Located in the Dashanzi area, this former state-owned factory can be tough to find but, those who venture beyond central Beijing will be rewarded with trendy cafes and awesome art designed by Chinese and Taiwanese artists.
First stop was the visitor’s information center for a map and a list of the day’s lectures, dance performances and film screenings. Next, a little gallery hopping, absorbing all styles of artistic expression: everything from Japanese video installations, to experimental nude photographs, to pop-art representations of Chairman Mao.
Post exhibit, I popped into one of the many cafés dotting the district. I ordered a cinnamon cappuccino and a plate of pesto pasta drizzled with goat cheese. In the land of the dumpling, it felt odd to be eating this style of cuisine. This is communist China? I thought to myself while nibbling on a fork-full of green penne.
In a country that implemented the Cultural Revolution and once condemned artists now allows a modern art district. Though the Chinese government isn’t financially nurturing the arts, “they’re not storming buildings to burn down paintings either,” confessed a Finnish curator who worked in one of the galleries. “Today, a lot of censorship seems to originate from the artists themselves,” she continued. In order to survive, galleries will only carry art that sells. “Instead of art-for art’s sake, artists are creating works that are commercial viable.”

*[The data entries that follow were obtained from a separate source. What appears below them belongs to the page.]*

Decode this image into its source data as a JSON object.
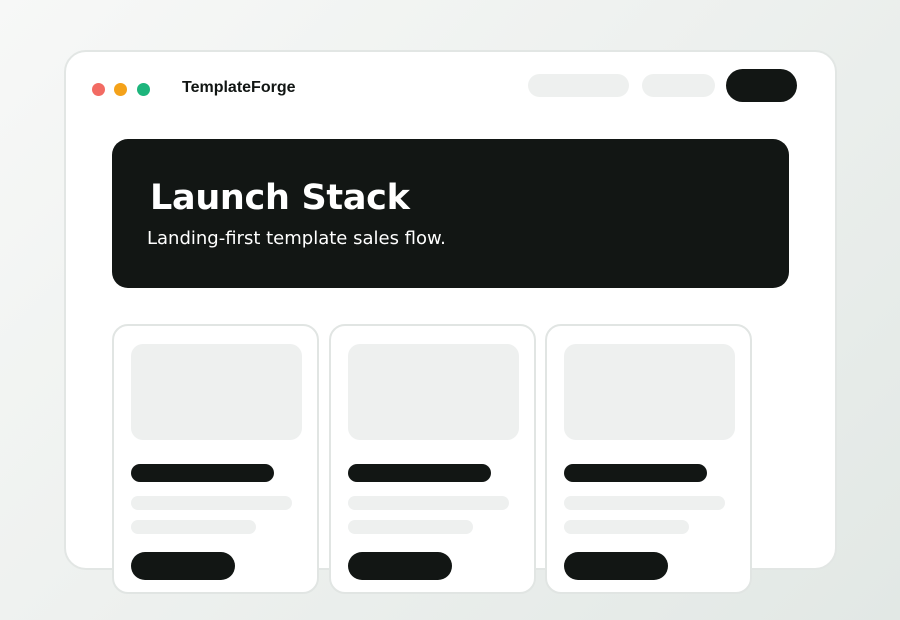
{
  "app": {
    "brand_name": "TemplateForge"
  },
  "window_controls": {
    "close_color": "#f26b63",
    "minimize_color": "#f4a21a",
    "maximize_color": "#1db57c"
  },
  "hero": {
    "title": "Launch Stack",
    "subtitle": "Landing-first template sales flow."
  },
  "colors": {
    "ink": "#121614",
    "placeholder": "#eef0ef",
    "border": "#e2e6e4"
  },
  "cards_count_label": ""
}
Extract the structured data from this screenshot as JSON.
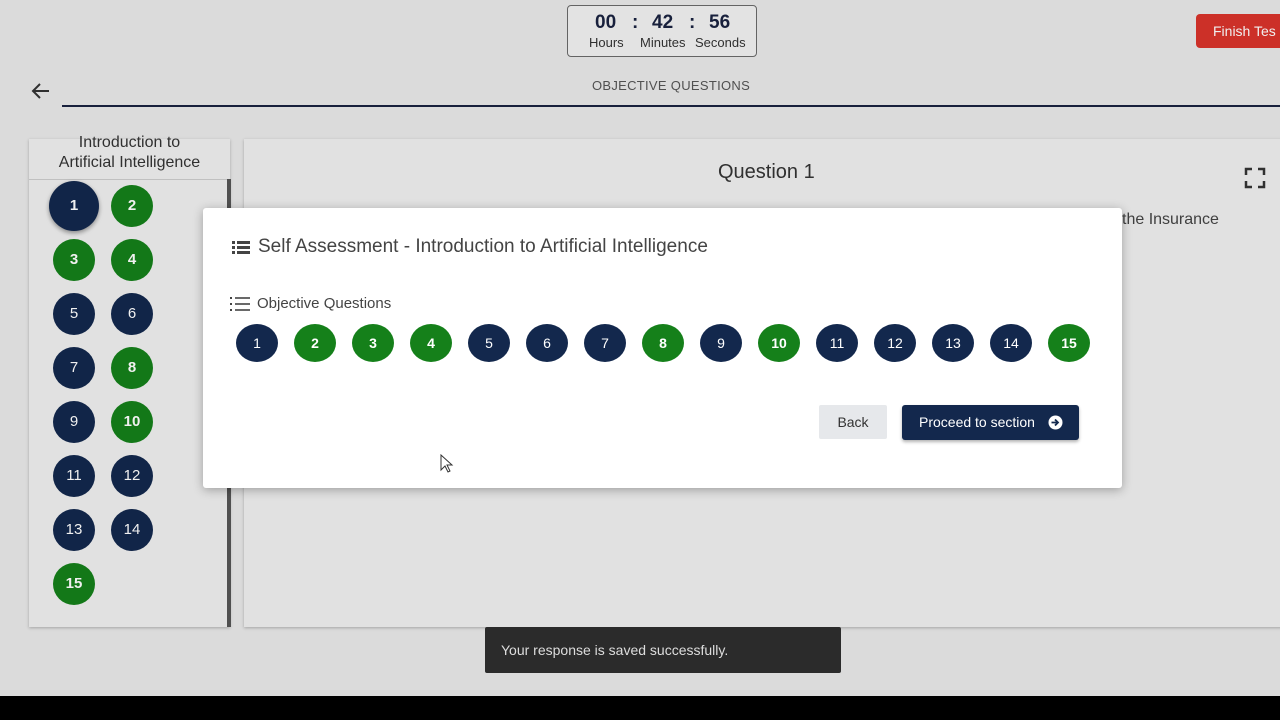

The result is revolution-less art; cool to look at, but ultimately, it lacks a strong social message. In the past, many Chinese creative types, journalists and web bloggers have been arrested and jailed for expressing their views. I can see how, whether this censorship is self-imposed or not, being cautious is probably best.
For the art-lover traveling through Beijing, Factory 798 is well worth the trip. Expect cute boutiques, art installations and, at the very least if the art doesn’t move you, you’ll be guaranteed a great dish of pesto pasta.